These bars are sometimes a women’s only source of income. Some of the women that work in them, do actually go to school and are really studying to become lawyers or doctors. Some of these women are also parents, who were left stranded by their baby-daddy and with the lovely social assistance that is available… They are left to turn to only the “sex-trade.” That’s the partial, harsh truth.

I don’t think that people should look to strip clubs as necessary bad for a city or region. **Enter Sarcasm** I mean the only patrons who do go in there are adults? Right? Oh wait, except for that one under-aged dancer… but don’t under-agers sneak into most bars anyways. I can walk downtown Richmond Street in London ON and witness girls dancing on stages at Jacks or at The Tap House or the classic JBRs. These stages also have poles. The girls wearing short skirts, almost next to nothing, and some even wearing close to no bottoms. The only difference, those girls are not getting paid. They just get drunk, get their picture taken, and oh look… their photo is on Facebook the next morning. Sucks to be you, JBR-bar-star-FB-Queen.

The strip clubs in this region are already highly targeted by the local police force. Why? Well, I am sure they must be looking for something or someone. Perhaps crime? Well, if you go looking for something you will find it. Anywhere.

With what has been said so far, you might be wondering now, I must be for keeping strip clubs around. Hmmm, I said earlier that I was neither for or against them.

I say that I am not for them because I do realize the exploitation that does happen within these bars. Pimping. Prostitution. Bad things do happen in these bars, but you know what bad things happen everywhere. By getting rid of strip clubs, you are not going to get rid of people wanting to do sexual things or “deviant behaviour.” People will always find ways to fulfill their desires. That is the reality. And banning such establishments may lead to “underground” sex trade which can be even more dangerous for women involved. Perhaps council should look at a more safer regulation of these places. Perhaps one suggestion I read in the UWO Gazette on January 25, 2011: Licensing for dancers. Read that article HERE. But this only includes regulation of the dancers. What about the rest of the players in the game?
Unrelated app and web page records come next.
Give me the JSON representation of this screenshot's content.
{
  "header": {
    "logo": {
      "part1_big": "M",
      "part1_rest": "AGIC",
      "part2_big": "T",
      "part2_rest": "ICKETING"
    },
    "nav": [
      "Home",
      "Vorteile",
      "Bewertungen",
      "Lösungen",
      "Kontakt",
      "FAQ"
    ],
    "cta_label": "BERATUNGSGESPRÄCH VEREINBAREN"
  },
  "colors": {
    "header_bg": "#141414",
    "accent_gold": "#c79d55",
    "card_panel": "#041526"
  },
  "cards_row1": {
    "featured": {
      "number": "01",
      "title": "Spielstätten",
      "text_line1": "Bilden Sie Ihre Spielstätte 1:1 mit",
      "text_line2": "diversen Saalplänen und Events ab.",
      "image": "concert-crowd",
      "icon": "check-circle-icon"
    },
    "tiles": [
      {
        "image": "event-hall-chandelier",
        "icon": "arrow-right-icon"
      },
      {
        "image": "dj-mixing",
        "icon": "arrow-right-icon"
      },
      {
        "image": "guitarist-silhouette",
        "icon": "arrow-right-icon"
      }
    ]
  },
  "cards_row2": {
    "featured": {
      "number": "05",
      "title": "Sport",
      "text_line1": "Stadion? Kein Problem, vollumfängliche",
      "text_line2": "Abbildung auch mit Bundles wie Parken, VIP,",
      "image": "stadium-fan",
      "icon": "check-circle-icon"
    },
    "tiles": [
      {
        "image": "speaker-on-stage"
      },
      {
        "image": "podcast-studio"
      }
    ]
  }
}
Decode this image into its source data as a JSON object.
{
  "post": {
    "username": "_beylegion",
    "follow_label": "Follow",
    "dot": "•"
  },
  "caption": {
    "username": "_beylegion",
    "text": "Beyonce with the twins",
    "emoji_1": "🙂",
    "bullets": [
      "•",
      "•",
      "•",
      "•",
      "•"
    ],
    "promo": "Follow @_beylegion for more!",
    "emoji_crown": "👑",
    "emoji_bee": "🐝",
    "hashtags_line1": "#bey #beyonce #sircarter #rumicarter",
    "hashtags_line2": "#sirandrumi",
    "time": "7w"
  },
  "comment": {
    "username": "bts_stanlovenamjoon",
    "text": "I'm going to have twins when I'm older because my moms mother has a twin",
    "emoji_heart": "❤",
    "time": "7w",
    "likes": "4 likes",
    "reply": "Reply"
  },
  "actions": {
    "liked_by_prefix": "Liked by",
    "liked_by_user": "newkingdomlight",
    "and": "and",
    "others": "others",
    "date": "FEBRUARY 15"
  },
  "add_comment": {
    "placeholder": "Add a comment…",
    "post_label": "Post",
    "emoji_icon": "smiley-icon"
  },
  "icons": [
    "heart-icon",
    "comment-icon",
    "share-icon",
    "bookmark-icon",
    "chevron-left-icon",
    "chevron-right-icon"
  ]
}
Let me just close this post with this: This is a tricky subject. I will admit that much. The argument is always “Not in my backyard.” Well, whether it is visibly in your backyard or not, the sex trade is going to still exist. It has existed for years before and I doubt it is going to stop just because you send a few by-law officers and plain clothed detectives out to do some extra, heavy patrolling. Just remember, drugs, violence and under-agers (employees or not) may exist at any bar, strip club or not, and also remember that if you go looking for something–crime–you will find it.

To read the LFpress article, click HERE.
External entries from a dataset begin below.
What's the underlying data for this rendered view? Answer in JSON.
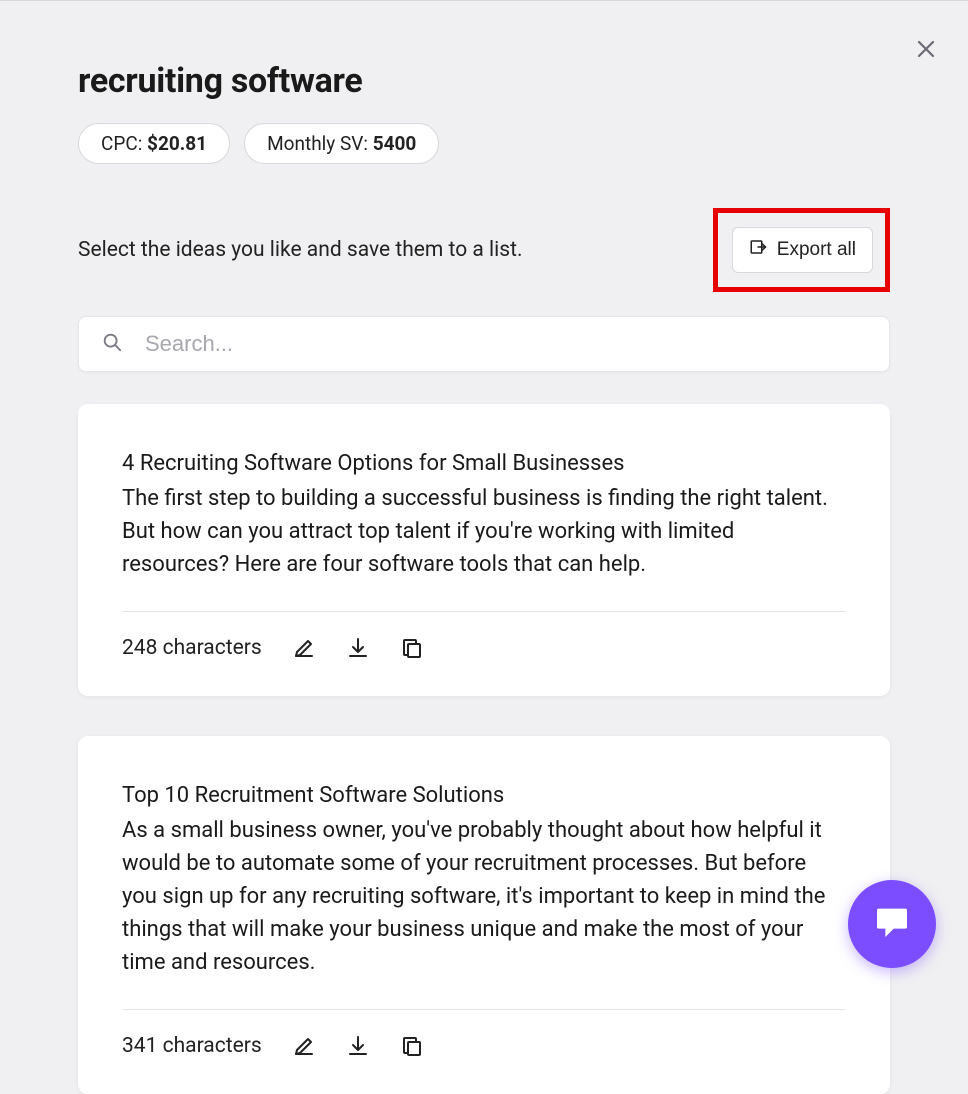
{
  "title": "recruiting software",
  "metrics": {
    "cpc": {
      "label": "CPC: ",
      "value": "$20.81"
    },
    "sv": {
      "label": "Monthly SV: ",
      "value": "5400"
    }
  },
  "subhead": "Select the ideas you like and save them to a list.",
  "export_label": "Export all",
  "search": {
    "placeholder": "Search..."
  },
  "cards": [
    {
      "title": "4 Recruiting Software Options for Small Businesses",
      "desc": "The first step to building a successful business is finding the right talent. But how can you attract top talent if you're working with limited resources? Here are four software tools that can help.",
      "char_count": "248 characters"
    },
    {
      "title": "Top 10 Recruitment Software Solutions",
      "desc": "As a small business owner, you've probably thought about how helpful it would be to automate some of your recruitment processes. But before you sign up for any recruiting software, it's important to keep in mind the things that will make your business unique and make the most of your time and resources.",
      "char_count": "341 characters"
    }
  ]
}
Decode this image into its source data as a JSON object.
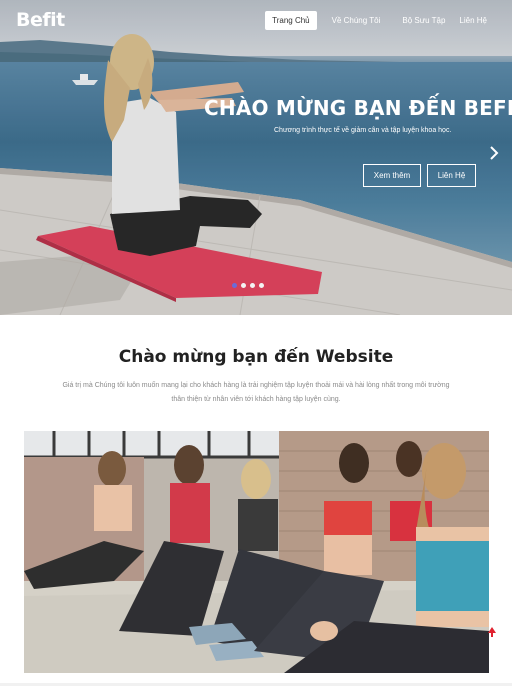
{
  "brand": {
    "logo": "Befit"
  },
  "nav": {
    "items": [
      {
        "label": "Trang Chủ",
        "active": true
      },
      {
        "label": "Về Chúng Tôi",
        "active": false
      },
      {
        "label": "Bộ Sưu Tập",
        "active": false
      },
      {
        "label": "Liên Hệ",
        "active": false
      }
    ]
  },
  "hero": {
    "title": "CHÀO MỪNG BẠN ĐẾN BEFIT",
    "subtitle": "Chương trình thực tế về giảm cân và tập luyện khoa học.",
    "primary_button": "Xem thêm",
    "secondary_button": "Liên Hệ",
    "next_icon": "chevron-right-icon",
    "slides": {
      "count": 4,
      "active_index": 0
    }
  },
  "welcome": {
    "title": "Chào mừng bạn đến Website",
    "description_line1": "Giá trị mà Chúng tôi luôn muốn mang lại cho khách hàng là trải nghiệm tập luyện thoải mái và hài lòng nhất trong môi trường",
    "description_line2": "thân thiện từ nhân viên tới khách hàng tập luyện cùng."
  },
  "scroll_top_icon": "arrow-up-icon",
  "colors": {
    "accent": "#6b6bd8",
    "scroll_top": "#e0212f",
    "heading": "#222222",
    "muted_text": "#8a8a8a"
  }
}
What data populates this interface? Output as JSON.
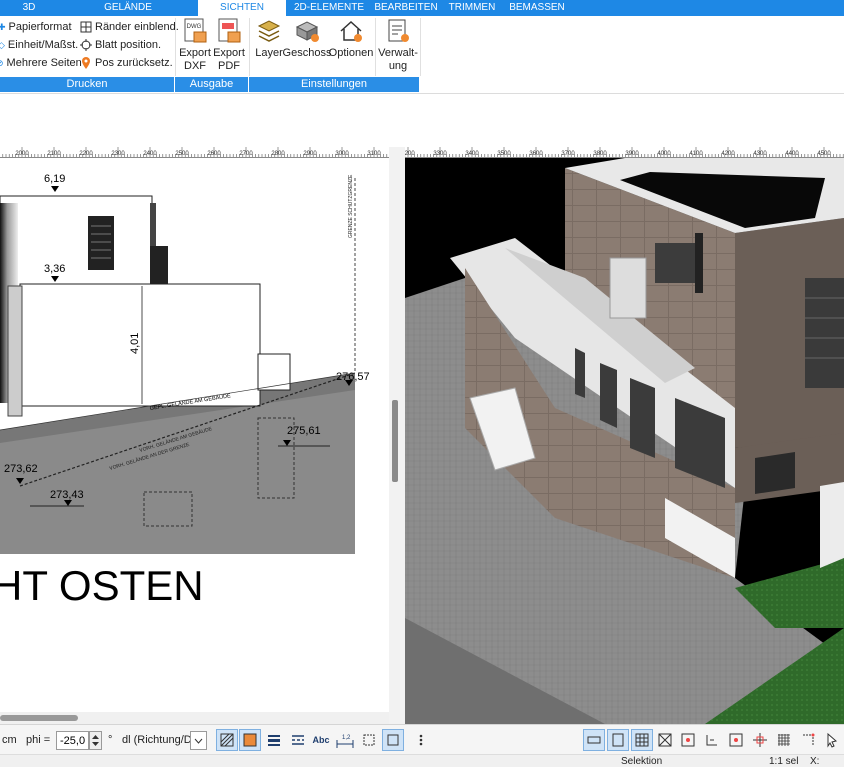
{
  "tabs": [
    "3D",
    "GELÄNDE",
    "SICHTEN",
    "2D-ELEMENTE",
    "BEARBEITEN",
    "TRIMMEN",
    "BEMASSEN"
  ],
  "active_tab": "SICHTEN",
  "ribbon": {
    "drucken": {
      "label": "Drucken",
      "items": [
        "Papierformat",
        "Einheit/Maßst.",
        "Mehrere Seiten",
        "Ränder einblend.",
        "Blatt position.",
        "Pos zurücksetz."
      ]
    },
    "ausgabe": {
      "label": "Ausgabe",
      "export_dxf": [
        "Export",
        "DXF"
      ],
      "export_pdf": [
        "Export",
        "PDF"
      ]
    },
    "einstellungen": {
      "label": "Einstellungen",
      "layer": "Layer",
      "geschoss": "Geschoss",
      "optionen": "Optionen",
      "verwaltung": [
        "Verwalt-",
        "ung"
      ]
    }
  },
  "ruler_left": [
    "2000",
    "2100",
    "2200",
    "2300",
    "2400",
    "2500",
    "2600",
    "2700",
    "2800",
    "2900",
    "3000",
    "3100"
  ],
  "ruler_right": [
    "3200",
    "3300",
    "3400",
    "3500",
    "3600",
    "3700",
    "3800",
    "3900",
    "4000",
    "4100",
    "4200",
    "4300",
    "4400",
    "4500"
  ],
  "drawing": {
    "title": "HT OSTEN",
    "dims": {
      "d1": "6,19",
      "d2": "3,36",
      "d3": "4,01",
      "d4": "276,57",
      "d5": "275,61",
      "d6": "273,62",
      "d7": "273,43"
    },
    "annotations": {
      "gepl": "GEPL. GELÄNDE AM GEBÄUDE",
      "vorh1": "VORH. GELÄNDE AM GEBÄUDE",
      "vorh2": "VORH. GELÄNDE AN DER GRENZE",
      "grenze": "GRENZE SCHUTZGRENZE"
    }
  },
  "bottom": {
    "unit": "cm",
    "phi_label": "phi =",
    "phi_value": "-25,05",
    "degree": "°",
    "dl_label": "dl (Richtung/Di",
    "abc": "Abc",
    "measure": "1,2"
  },
  "status": {
    "mode": "Selektion",
    "scale": "1:1 sel",
    "x": "X:"
  },
  "colors": {
    "accent": "#1e88e5",
    "terrain": "#888888",
    "grass": "#2f6f2a",
    "facade": "#8c7a70"
  }
}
State of Emergency

Here is a news article for you.

A community declares a state of emergency because of the amount of crime that has occurred and families fear their safety.

Obviously there is an issue with protection. Who provides? Where do you seek it? When is it available to them?

I don’t know or understand all the issues for this particular community. Committing an act violence is a difficult issue to understand. There are many circumstances surrounding an act of violence. Nobody wakes up on this planet earth and just declares one morning to “be violent.” There may be health issues, family issues, community issues, safety issues surrounding violence.

To say that this community may lack a police force (if it does) would be wrong. It is wrong because policing does not address the long term issues of violence. Besides, I believe that Aboriginals do not respond well to authority (based on my own experiences in my own life or from seeing experiences of others around me).

I do believe that this community needs help to act NOW! Perhaps, some sort of protective forces could be sent in. Say, Canadian Soldiers. How about instead of sending Canadian Soldiers to fight for democracy in the Middle East, the Canadian Government should send in soldiers to help protect its own citizens from other citizens on homeland!

I hope that this community seeks the help it can, and help address not just the short term issues of violence but also the long term issues!